The Cats won’t get any further opportunities to lick their wounds. From this point on, the schedule is full of potholes. Ultimately, the SP+ determined the Cats to have the nation’s 13th-most challenging schedule. And of their final six games, five track to be decided by less than a touchdown – the home tilt against Alabama being the lone exception where the Tide are favored by about 12 points.
I like how UK’s defense matches up with Missouri. If the Cats’ are built to disrupt poor lines and alter average passers, the Tigers seem vulnerable. Plus, the secondary’s length should disrupt some of the speedsters Missouri plans to lean on. And while Blake Baker’s defense is one of the more underrated groups in the game, the Cats’ roster appears to be better at logging explosive plays, which can easily turn closely contested rock fights.

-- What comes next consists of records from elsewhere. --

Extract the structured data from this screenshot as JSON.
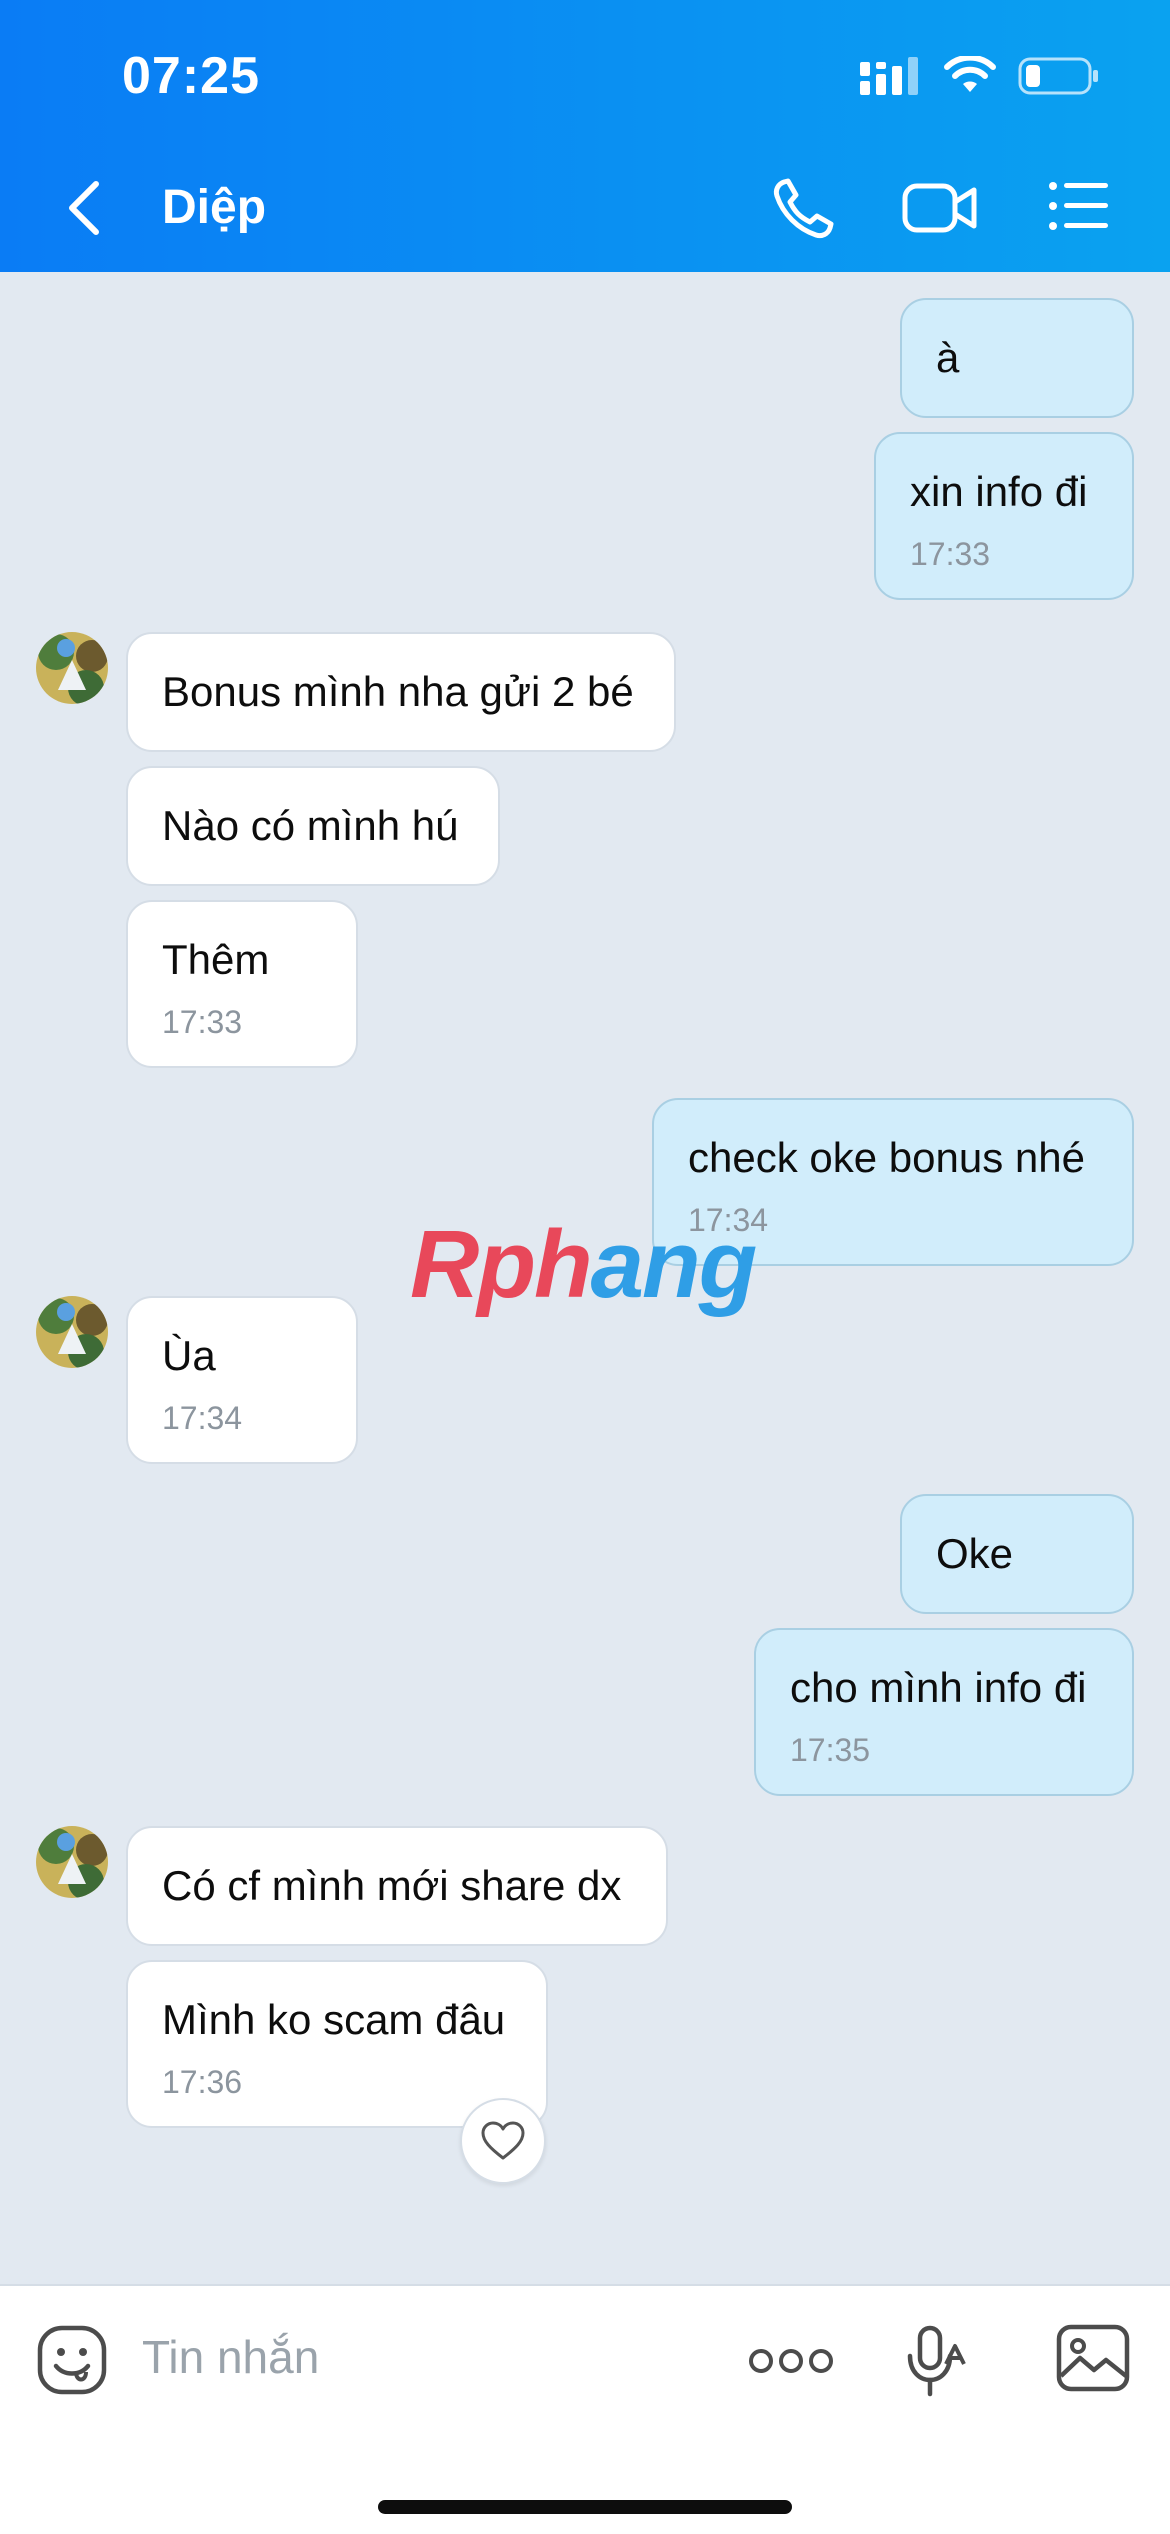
{
  "status_bar": {
    "time": "07:25"
  },
  "header": {
    "contact_name": "Diệp"
  },
  "messages": [
    {
      "dir": "out",
      "text": "à",
      "time": ""
    },
    {
      "dir": "out",
      "text": "xin info đi",
      "time": "17:33"
    },
    {
      "dir": "in",
      "text": "Bonus mình nha gửi 2 bé",
      "time": ""
    },
    {
      "dir": "in",
      "text": "Nào có mình hú",
      "time": ""
    },
    {
      "dir": "in",
      "text": "Thêm",
      "time": "17:33"
    },
    {
      "dir": "out",
      "text": "check oke bonus nhé",
      "time": "17:34"
    },
    {
      "dir": "in",
      "text": "Ùa",
      "time": "17:34"
    },
    {
      "dir": "out",
      "text": "Oke",
      "time": ""
    },
    {
      "dir": "out",
      "text": "cho mình info đi",
      "time": "17:35"
    },
    {
      "dir": "in",
      "text": "Có cf mình mới share dx",
      "time": ""
    },
    {
      "dir": "in",
      "text": "Mình ko scam đâu",
      "time": "17:36"
    }
  ],
  "watermark": {
    "part1": "Rph",
    "part2": "ang"
  },
  "composer": {
    "placeholder": "Tin nhắn"
  },
  "icons": {
    "back": "chevron-left-icon",
    "call": "phone-icon",
    "video": "video-camera-icon",
    "menu": "list-menu-icon",
    "emoji": "sticker-face-icon",
    "more": "more-dots-icon",
    "voice": "microphone-icon",
    "image": "image-gallery-icon",
    "reaction": "heart-icon"
  },
  "colors": {
    "header_start": "#0a7cf5",
    "header_end": "#0aa2f0",
    "outgoing_bubble": "#d1edfb",
    "incoming_bubble": "#ffffff",
    "chat_background": "#e2e9f1"
  }
}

Kentucky should match up with Tennessee well to where it should at least be competitive. Plus, the Cats get to play at home following a bye week after the Vols travel to Tuscaloosa. Sadly, I feel Joe Milton will outgun Leary, and UT’s depth will tilt the scales, which will lead to a three-game skid.
I firmly believe UK is better all the way around when compared to Mississippi State. And even though Zach Arnett is a rookie head coach, Stoops is yet to win in Starkville. With the Tide coming to town the following week, it’s an easy trap game for the Cats if they look ahead. UK was run off the field the last time they met Nick Saban. And even though Alabama presents to have its own flaws, few view Kentucky as an upset option in mid-November.
While that skid will sting, the BBN will be uplifted by back-to-back wins to close out the year. Analytically, both the South Carolina and Louisville games are considered true tossups. The SP+ figures the games will be decided by a point. But even though the Cats will be on the road in both, I don’t trust South Carolina’s run game on either side of the ball to box out the Cats, nor do I trust the Cards to instantly regain their mojo in a series that has been decided 179-56 over the last four meetings.
The Cats could bottom out or – like last year – drop a couple of clunkers. But I remain optimistic Big Blue beats expectations set by the dudes in the desert and wins eight games.